#### Supplied data ####
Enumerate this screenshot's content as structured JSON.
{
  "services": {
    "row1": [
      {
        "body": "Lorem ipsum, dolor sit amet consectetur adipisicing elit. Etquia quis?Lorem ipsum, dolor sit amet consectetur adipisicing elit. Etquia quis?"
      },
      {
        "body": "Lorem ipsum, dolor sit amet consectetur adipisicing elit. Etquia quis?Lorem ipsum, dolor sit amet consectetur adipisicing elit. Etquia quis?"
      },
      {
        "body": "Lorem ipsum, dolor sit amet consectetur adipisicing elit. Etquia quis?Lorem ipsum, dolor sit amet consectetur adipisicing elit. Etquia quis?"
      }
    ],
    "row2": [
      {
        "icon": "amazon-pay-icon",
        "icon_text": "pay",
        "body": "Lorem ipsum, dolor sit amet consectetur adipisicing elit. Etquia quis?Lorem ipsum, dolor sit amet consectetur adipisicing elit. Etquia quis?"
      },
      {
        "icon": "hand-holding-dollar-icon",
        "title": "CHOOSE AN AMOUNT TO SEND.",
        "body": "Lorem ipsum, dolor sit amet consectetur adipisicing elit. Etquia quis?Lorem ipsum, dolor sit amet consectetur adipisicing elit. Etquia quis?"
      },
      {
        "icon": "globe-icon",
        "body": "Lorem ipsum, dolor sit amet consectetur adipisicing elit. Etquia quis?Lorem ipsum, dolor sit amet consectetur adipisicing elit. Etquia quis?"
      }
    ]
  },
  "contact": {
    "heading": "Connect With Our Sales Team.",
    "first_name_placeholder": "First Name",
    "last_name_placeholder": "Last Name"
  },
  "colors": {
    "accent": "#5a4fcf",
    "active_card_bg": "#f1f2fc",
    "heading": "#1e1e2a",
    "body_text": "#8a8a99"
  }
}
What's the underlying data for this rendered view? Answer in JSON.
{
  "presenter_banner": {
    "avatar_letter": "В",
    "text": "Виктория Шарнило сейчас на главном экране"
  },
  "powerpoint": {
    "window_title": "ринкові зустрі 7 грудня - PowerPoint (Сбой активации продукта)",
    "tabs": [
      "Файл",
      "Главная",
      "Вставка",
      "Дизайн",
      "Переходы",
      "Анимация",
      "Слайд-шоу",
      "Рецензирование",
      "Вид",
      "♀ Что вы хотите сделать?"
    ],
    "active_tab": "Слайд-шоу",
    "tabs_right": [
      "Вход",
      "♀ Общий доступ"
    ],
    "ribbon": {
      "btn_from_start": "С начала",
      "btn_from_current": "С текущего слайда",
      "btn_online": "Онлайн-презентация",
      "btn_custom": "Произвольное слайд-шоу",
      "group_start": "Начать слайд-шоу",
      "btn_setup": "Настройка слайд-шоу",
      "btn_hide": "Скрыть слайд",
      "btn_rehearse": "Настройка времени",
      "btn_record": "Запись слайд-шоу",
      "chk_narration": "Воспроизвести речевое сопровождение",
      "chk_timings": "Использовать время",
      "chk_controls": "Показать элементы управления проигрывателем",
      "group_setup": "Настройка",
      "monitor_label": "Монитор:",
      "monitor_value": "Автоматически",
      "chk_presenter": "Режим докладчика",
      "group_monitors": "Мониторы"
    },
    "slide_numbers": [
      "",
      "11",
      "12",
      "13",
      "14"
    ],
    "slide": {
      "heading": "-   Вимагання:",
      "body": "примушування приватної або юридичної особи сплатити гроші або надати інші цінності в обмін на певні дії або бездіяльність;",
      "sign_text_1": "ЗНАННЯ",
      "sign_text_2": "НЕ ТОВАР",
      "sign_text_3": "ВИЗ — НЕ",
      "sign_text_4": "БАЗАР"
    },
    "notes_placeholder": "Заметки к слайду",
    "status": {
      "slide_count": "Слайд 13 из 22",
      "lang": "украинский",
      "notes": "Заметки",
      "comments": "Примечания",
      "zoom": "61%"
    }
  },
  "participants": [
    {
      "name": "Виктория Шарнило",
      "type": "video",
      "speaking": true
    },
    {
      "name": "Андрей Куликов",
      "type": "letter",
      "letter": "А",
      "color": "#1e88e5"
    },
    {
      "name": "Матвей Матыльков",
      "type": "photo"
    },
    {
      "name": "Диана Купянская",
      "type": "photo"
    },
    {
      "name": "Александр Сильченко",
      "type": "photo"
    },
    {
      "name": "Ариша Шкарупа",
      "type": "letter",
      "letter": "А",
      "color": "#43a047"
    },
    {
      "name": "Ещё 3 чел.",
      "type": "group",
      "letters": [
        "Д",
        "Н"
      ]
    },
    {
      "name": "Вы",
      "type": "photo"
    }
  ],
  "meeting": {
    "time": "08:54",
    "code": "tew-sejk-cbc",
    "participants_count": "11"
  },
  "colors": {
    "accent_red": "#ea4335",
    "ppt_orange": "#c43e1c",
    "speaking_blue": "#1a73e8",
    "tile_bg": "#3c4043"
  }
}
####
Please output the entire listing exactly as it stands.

▸ **Response to the task**:
Enumerate this screenshot's content as structured JSON.
{
  "services": {
    "row1": [
      {
        "body": "Lorem ipsum, dolor sit amet consectetur adipisicing elit. Etquia quis?Lorem ipsum, dolor sit amet consectetur adipisicing elit. Etquia quis?"
      },
      {
        "body": "Lorem ipsum, dolor sit amet consectetur adipisicing elit. Etquia quis?Lorem ipsum, dolor sit amet consectetur adipisicing elit. Etquia quis?"
      },
      {
        "body": "Lorem ipsum, dolor sit amet consectetur adipisicing elit. Etquia quis?Lorem ipsum, dolor sit amet consectetur adipisicing elit. Etquia quis?"
      }
    ],
    "row2": [
      {
        "icon": "amazon-pay-icon",
        "icon_text": "pay",
        "body": "Lorem ipsum, dolor sit amet consectetur adipisicing elit. Etquia quis?Lorem ipsum, dolor sit amet consectetur adipisicing elit. Etquia quis?"
      },
      {
        "icon": "hand-holding-dollar-icon",
        "title": "CHOOSE AN AMOUNT TO SEND.",
        "body": "Lorem ipsum, dolor sit amet consectetur adipisicing elit. Etquia quis?Lorem ipsum, dolor sit amet consectetur adipisicing elit. Etquia quis?"
      },
      {
        "icon": "globe-icon",
        "body": "Lorem ipsum, dolor sit amet consectetur adipisicing elit. Etquia quis?Lorem ipsum, dolor sit amet consectetur adipisicing elit. Etquia quis?"
      }
    ]
  },
  "contact": {
    "heading": "Connect With Our Sales Team.",
    "first_name_placeholder": "First Name",
    "last_name_placeholder": "Last Name"
  },
  "colors": {
    "accent": "#5a4fcf",
    "active_card_bg": "#f1f2fc",
    "heading": "#1e1e2a",
    "body_text": "#8a8a99"
  }
}
What's the underlying data for this rendered view? Answer in JSON.
{
  "presenter_banner": {
    "avatar_letter": "В",
    "text": "Виктория Шарнило сейчас на главном экране"
  },
  "powerpoint": {
    "window_title": "ринкові зустрі 7 грудня - PowerPoint (Сбой активации продукта)",
    "tabs": [
      "Файл",
      "Главная",
      "Вставка",
      "Дизайн",
      "Переходы",
      "Анимация",
      "Слайд-шоу",
      "Рецензирование",
      "Вид",
      "♀ Что вы хотите сделать?"
    ],
    "active_tab": "Слайд-шоу",
    "tabs_right": [
      "Вход",
      "♀ Общий доступ"
    ],
    "ribbon": {
      "btn_from_start": "С начала",
      "btn_from_current": "С текущего слайда",
      "btn_online": "Онлайн-презентация",
      "btn_custom": "Произвольное слайд-шоу",
      "group_start": "Начать слайд-шоу",
      "btn_setup": "Настройка слайд-шоу",
      "btn_hide": "Скрыть слайд",
      "btn_rehearse": "Настройка времени",
      "btn_record": "Запись слайд-шоу",
      "chk_narration": "Воспроизвести речевое сопровождение",
      "chk_timings": "Использовать время",
      "chk_controls": "Показать элементы управления проигрывателем",
      "group_setup": "Настройка",
      "monitor_label": "Монитор:",
      "monitor_value": "Автоматически",
      "chk_presenter": "Режим докладчика",
      "group_monitors": "Мониторы"
    },
    "slide_numbers": [
      "",
      "11",
      "12",
      "13",
      "14"
    ],
    "slide": {
      "heading": "-   Вимагання:",
      "body": "примушування приватної або юридичної особи сплатити гроші або надати інші цінності в обмін на певні дії або бездіяльність;",
      "sign_text_1": "ЗНАННЯ",
      "sign_text_2": "НЕ ТОВАР",
      "sign_text_3": "ВИЗ — НЕ",
      "sign_text_4": "БАЗАР"
    },
    "notes_placeholder": "Заметки к слайду",
    "status": {
      "slide_count": "Слайд 13 из 22",
      "lang": "украинский",
      "notes": "Заметки",
      "comments": "Примечания",
      "zoom": "61%"
    }
  },
  "participants": [
    {
      "name": "Виктория Шарнило",
      "type": "video",
      "speaking": true
    },
    {
      "name": "Андрей Куликов",
      "type": "letter",
      "letter": "А",
      "color": "#1e88e5"
    },
    {
      "name": "Матвей Матыльков",
      "type": "photo"
    },
    {
      "name": "Диана Купянская",
      "type": "photo"
    },
    {
      "name": "Александр Сильченко",
      "type": "photo"
    },
    {
      "name": "Ариша Шкарупа",
      "type": "letter",
      "letter": "А",
      "color": "#43a047"
    },
    {
      "name": "Ещё 3 чел.",
      "type": "group",
      "letters": [
        "Д",
        "Н"
      ]
    },
    {
      "name": "Вы",
      "type": "photo"
    }
  ],
  "meeting": {
    "time": "08:54",
    "code": "tew-sejk-cbc",
    "participants_count": "11"
  },
  "colors": {
    "accent_red": "#ea4335",
    "ppt_orange": "#c43e1c",
    "speaking_blue": "#1a73e8",
    "tile_bg": "#3c4043"
  }
}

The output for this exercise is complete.